* _DATASET EXCERPTS_
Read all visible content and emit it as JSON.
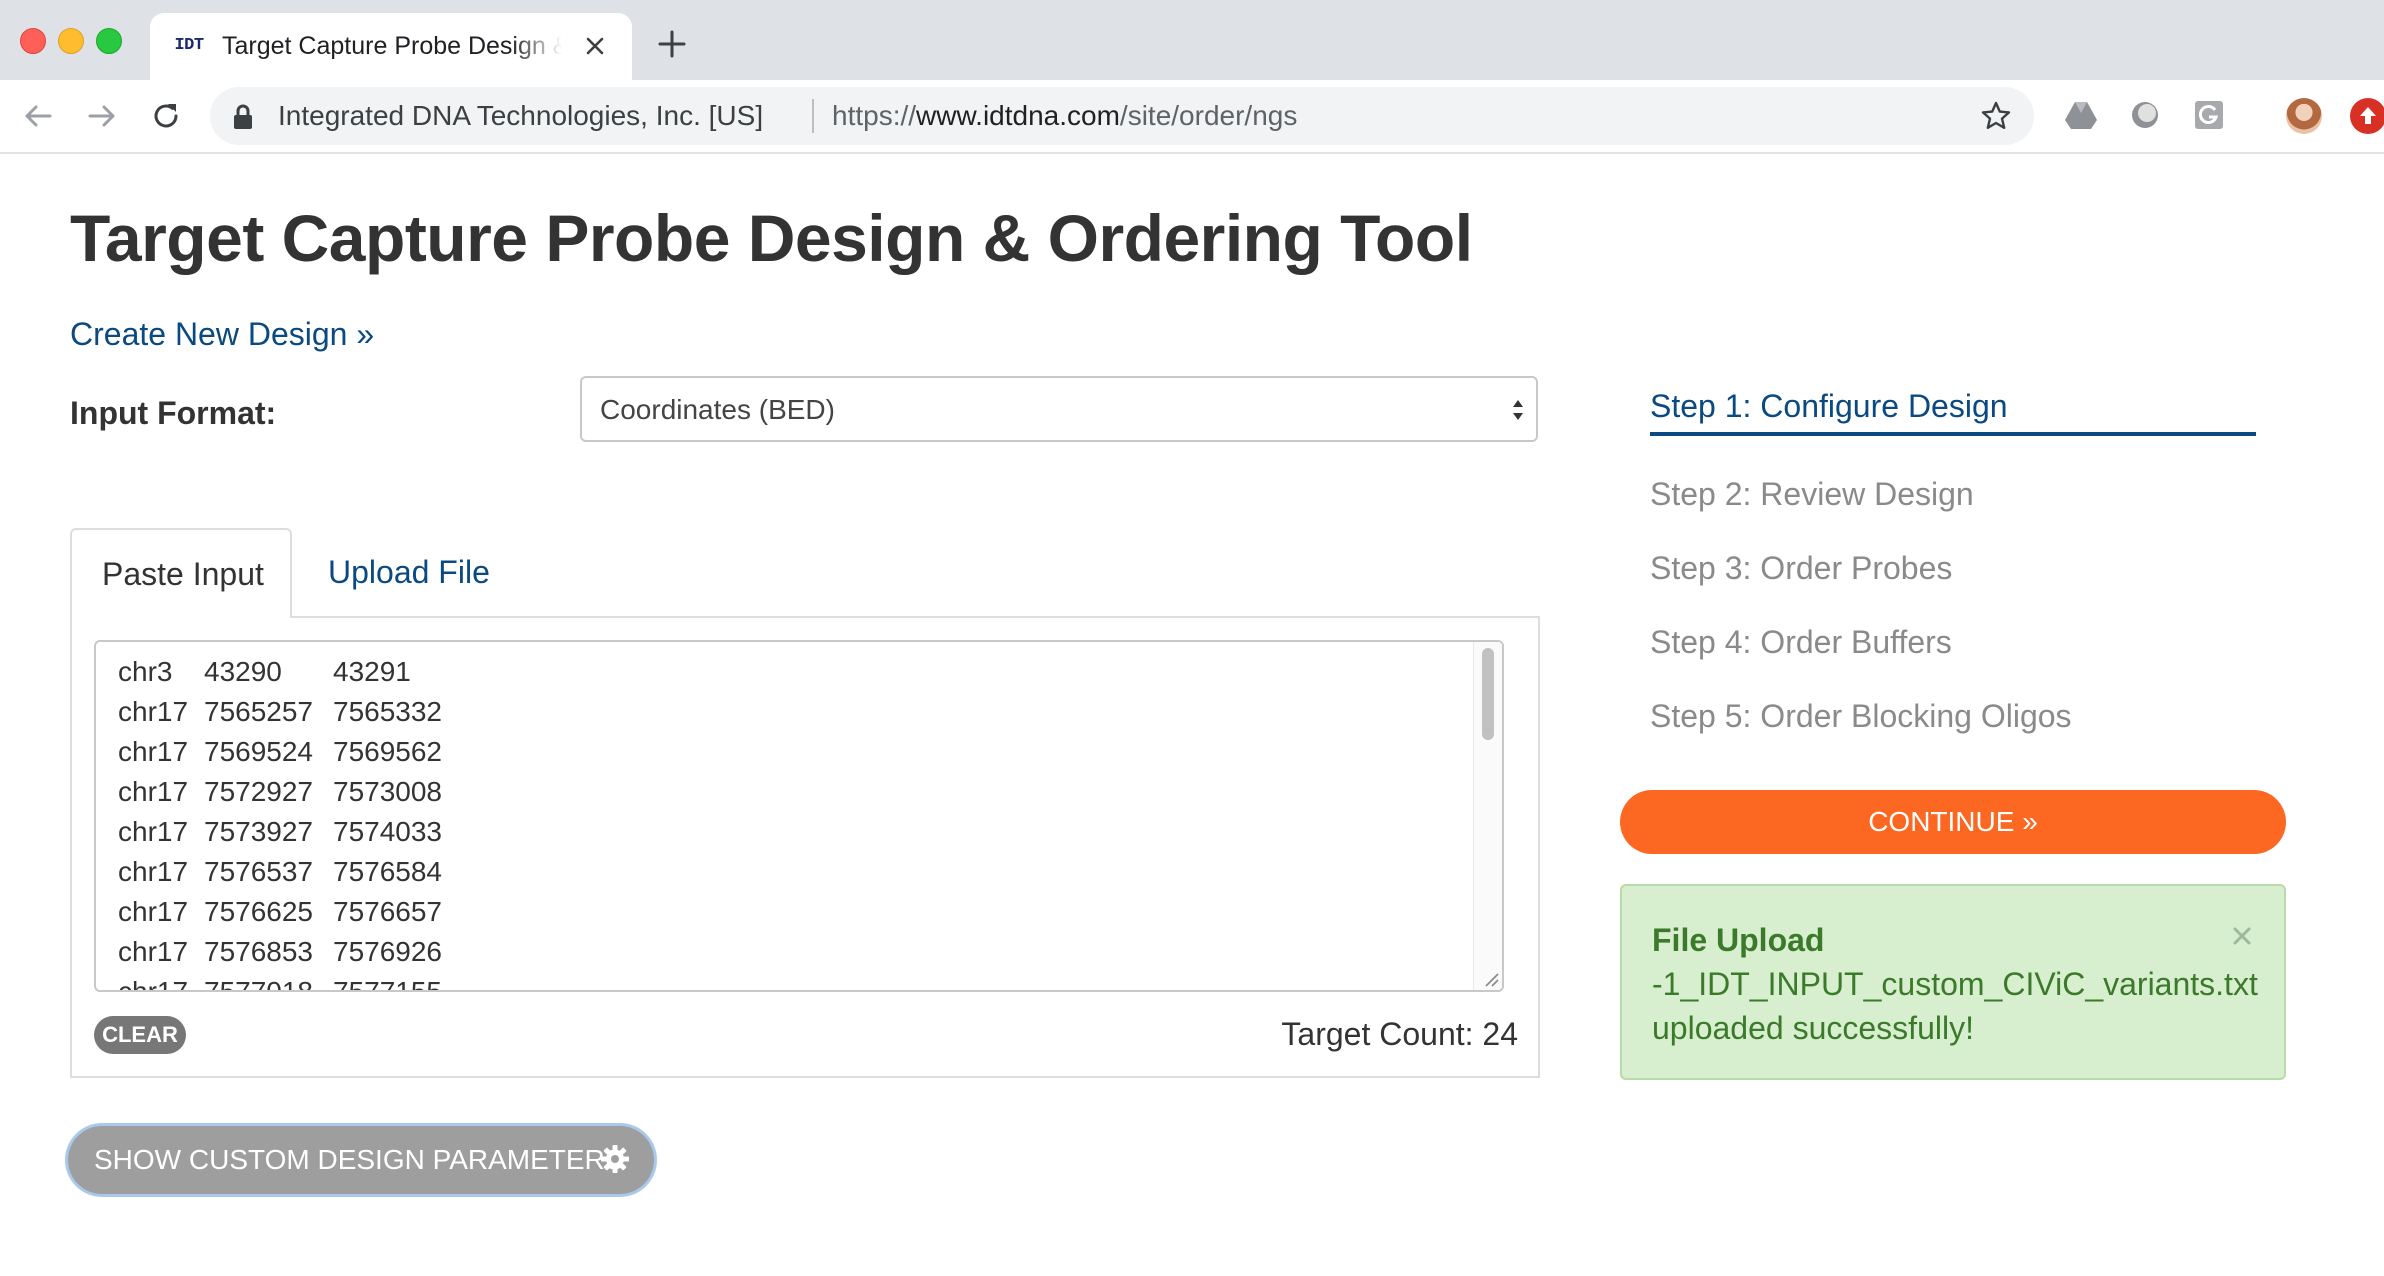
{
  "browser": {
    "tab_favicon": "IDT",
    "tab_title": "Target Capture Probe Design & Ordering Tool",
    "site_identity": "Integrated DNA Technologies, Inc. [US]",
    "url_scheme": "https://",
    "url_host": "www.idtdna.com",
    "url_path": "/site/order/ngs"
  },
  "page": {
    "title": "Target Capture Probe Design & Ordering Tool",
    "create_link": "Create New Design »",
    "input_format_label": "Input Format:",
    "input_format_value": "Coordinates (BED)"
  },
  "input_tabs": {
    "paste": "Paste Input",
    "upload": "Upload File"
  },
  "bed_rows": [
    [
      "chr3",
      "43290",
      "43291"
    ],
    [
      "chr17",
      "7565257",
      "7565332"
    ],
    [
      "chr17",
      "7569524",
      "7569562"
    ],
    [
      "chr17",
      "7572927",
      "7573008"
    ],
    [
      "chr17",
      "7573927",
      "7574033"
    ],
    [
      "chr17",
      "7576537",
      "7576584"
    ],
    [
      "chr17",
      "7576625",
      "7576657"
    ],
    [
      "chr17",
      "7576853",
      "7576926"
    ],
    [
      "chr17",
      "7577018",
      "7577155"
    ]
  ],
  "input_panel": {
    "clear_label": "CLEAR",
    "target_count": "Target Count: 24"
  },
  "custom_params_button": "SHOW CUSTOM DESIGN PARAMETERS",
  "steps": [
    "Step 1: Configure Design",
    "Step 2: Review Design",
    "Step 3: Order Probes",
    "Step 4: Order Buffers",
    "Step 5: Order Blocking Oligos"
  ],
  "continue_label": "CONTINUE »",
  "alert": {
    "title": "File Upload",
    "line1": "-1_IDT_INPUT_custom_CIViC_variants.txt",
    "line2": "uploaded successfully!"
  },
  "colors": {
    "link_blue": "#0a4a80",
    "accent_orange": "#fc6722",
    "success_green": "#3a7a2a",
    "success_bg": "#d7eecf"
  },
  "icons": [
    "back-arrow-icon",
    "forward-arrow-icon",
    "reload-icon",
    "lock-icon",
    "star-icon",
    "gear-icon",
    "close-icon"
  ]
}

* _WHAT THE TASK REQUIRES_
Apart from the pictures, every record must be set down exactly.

* _TASK RESPONSE_
Read all visible content and emit it as JSON.
{
  "browser": {
    "tab_favicon": "IDT",
    "tab_title": "Target Capture Probe Design & Ordering Tool",
    "site_identity": "Integrated DNA Technologies, Inc. [US]",
    "url_scheme": "https://",
    "url_host": "www.idtdna.com",
    "url_path": "/site/order/ngs"
  },
  "page": {
    "title": "Target Capture Probe Design & Ordering Tool",
    "create_link": "Create New Design »",
    "input_format_label": "Input Format:",
    "input_format_value": "Coordinates (BED)"
  },
  "input_tabs": {
    "paste": "Paste Input",
    "upload": "Upload File"
  },
  "bed_rows": [
    [
      "chr3",
      "43290",
      "43291"
    ],
    [
      "chr17",
      "7565257",
      "7565332"
    ],
    [
      "chr17",
      "7569524",
      "7569562"
    ],
    [
      "chr17",
      "7572927",
      "7573008"
    ],
    [
      "chr17",
      "7573927",
      "7574033"
    ],
    [
      "chr17",
      "7576537",
      "7576584"
    ],
    [
      "chr17",
      "7576625",
      "7576657"
    ],
    [
      "chr17",
      "7576853",
      "7576926"
    ],
    [
      "chr17",
      "7577018",
      "7577155"
    ]
  ],
  "input_panel": {
    "clear_label": "CLEAR",
    "target_count": "Target Count: 24"
  },
  "custom_params_button": "SHOW CUSTOM DESIGN PARAMETERS",
  "steps": [
    "Step 1: Configure Design",
    "Step 2: Review Design",
    "Step 3: Order Probes",
    "Step 4: Order Buffers",
    "Step 5: Order Blocking Oligos"
  ],
  "continue_label": "CONTINUE »",
  "alert": {
    "title": "File Upload",
    "line1": "-1_IDT_INPUT_custom_CIViC_variants.txt",
    "line2": "uploaded successfully!"
  },
  "colors": {
    "link_blue": "#0a4a80",
    "accent_orange": "#fc6722",
    "success_green": "#3a7a2a",
    "success_bg": "#d7eecf"
  },
  "icons": [
    "back-arrow-icon",
    "forward-arrow-icon",
    "reload-icon",
    "lock-icon",
    "star-icon",
    "gear-icon",
    "close-icon"
  ]
}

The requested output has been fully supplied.